» **Items from an interface collection**:
════
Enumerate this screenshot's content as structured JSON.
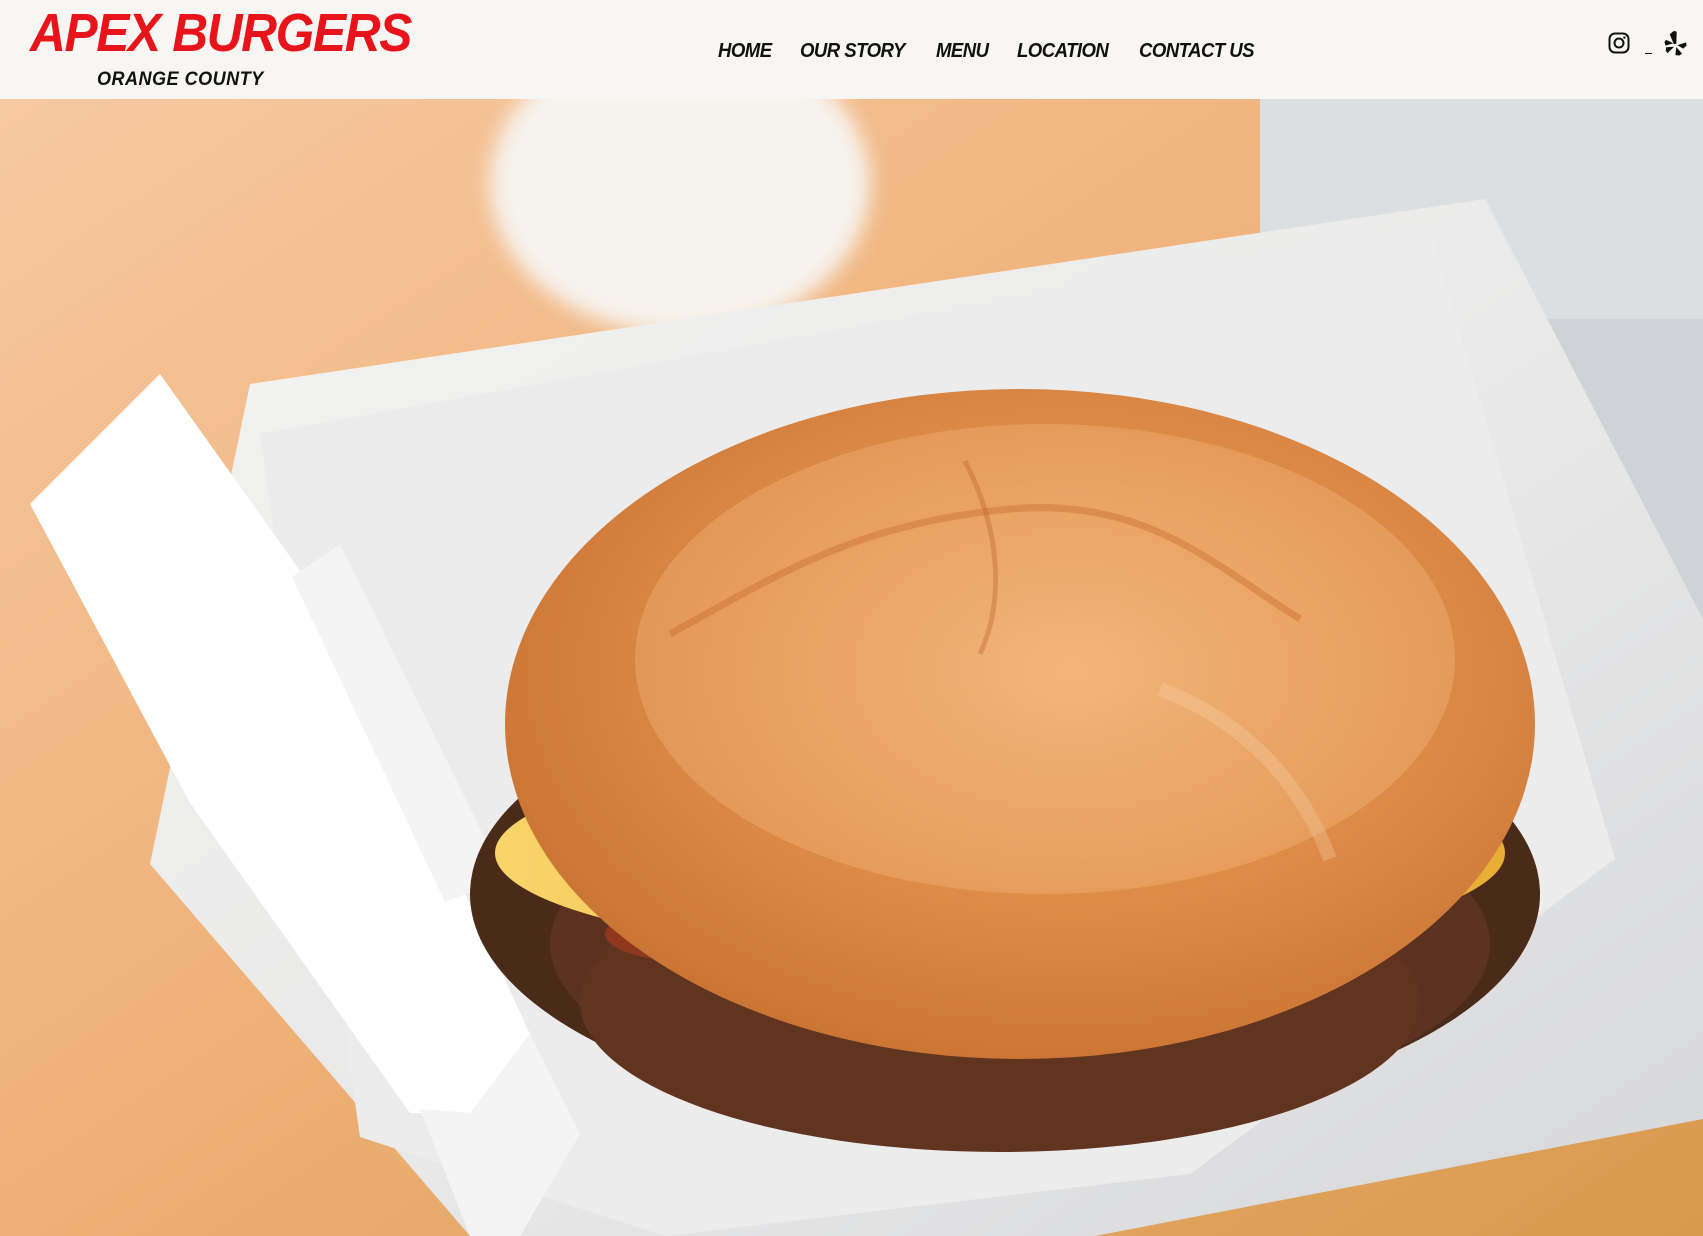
{
  "brand": {
    "name": "APEX BURGERS",
    "location": "ORANGE COUNTY",
    "color": "#e8141b"
  },
  "nav": {
    "items": [
      {
        "label": "HOME"
      },
      {
        "label": "OUR STORY"
      },
      {
        "label": "MENU"
      },
      {
        "label": "LOCATION"
      },
      {
        "label": "CONTACT US"
      }
    ]
  },
  "social": {
    "instagram_icon": "instagram-icon",
    "yelp_icon": "yelp-icon"
  },
  "hero": {
    "image": "cheeseburger-in-paper-box-photo"
  }
}
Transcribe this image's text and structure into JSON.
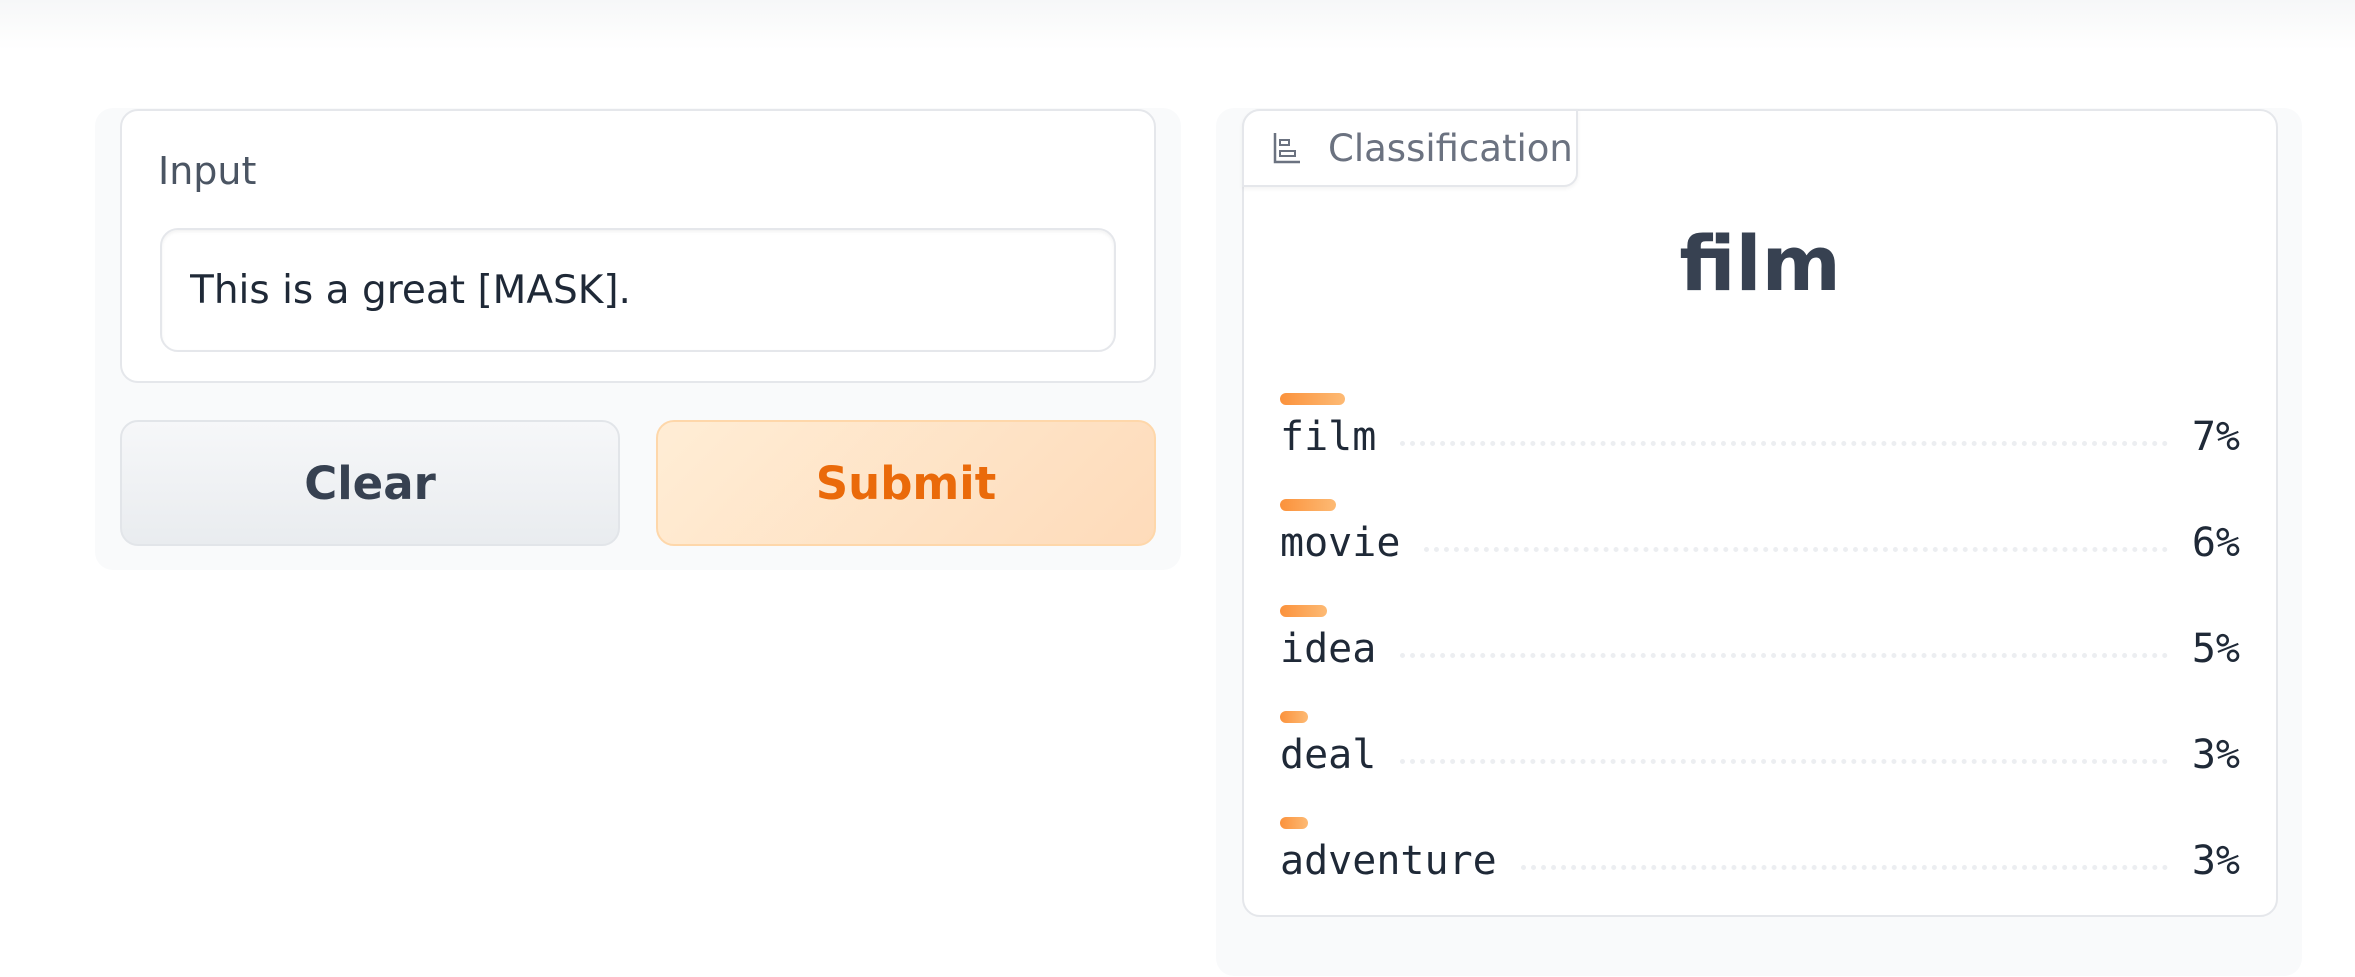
{
  "input": {
    "label": "Input",
    "value": "This is a great [MASK]."
  },
  "buttons": {
    "clear": "Clear",
    "submit": "Submit"
  },
  "output": {
    "tab_label": "Classification",
    "tab_icon": "bar-chart-icon",
    "top_label": "film",
    "confidences": [
      {
        "label": "film",
        "pct": "7%",
        "value": 0.07
      },
      {
        "label": "movie",
        "pct": "6%",
        "value": 0.06
      },
      {
        "label": "idea",
        "pct": "5%",
        "value": 0.05
      },
      {
        "label": "deal",
        "pct": "3%",
        "value": 0.03
      },
      {
        "label": "adventure",
        "pct": "3%",
        "value": 0.03
      }
    ]
  },
  "colors": {
    "accent": "#ea6a0a",
    "bar": "#fb923c"
  }
}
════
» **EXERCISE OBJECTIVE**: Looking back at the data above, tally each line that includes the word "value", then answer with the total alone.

» **EXPECTED OUTPUT**: 6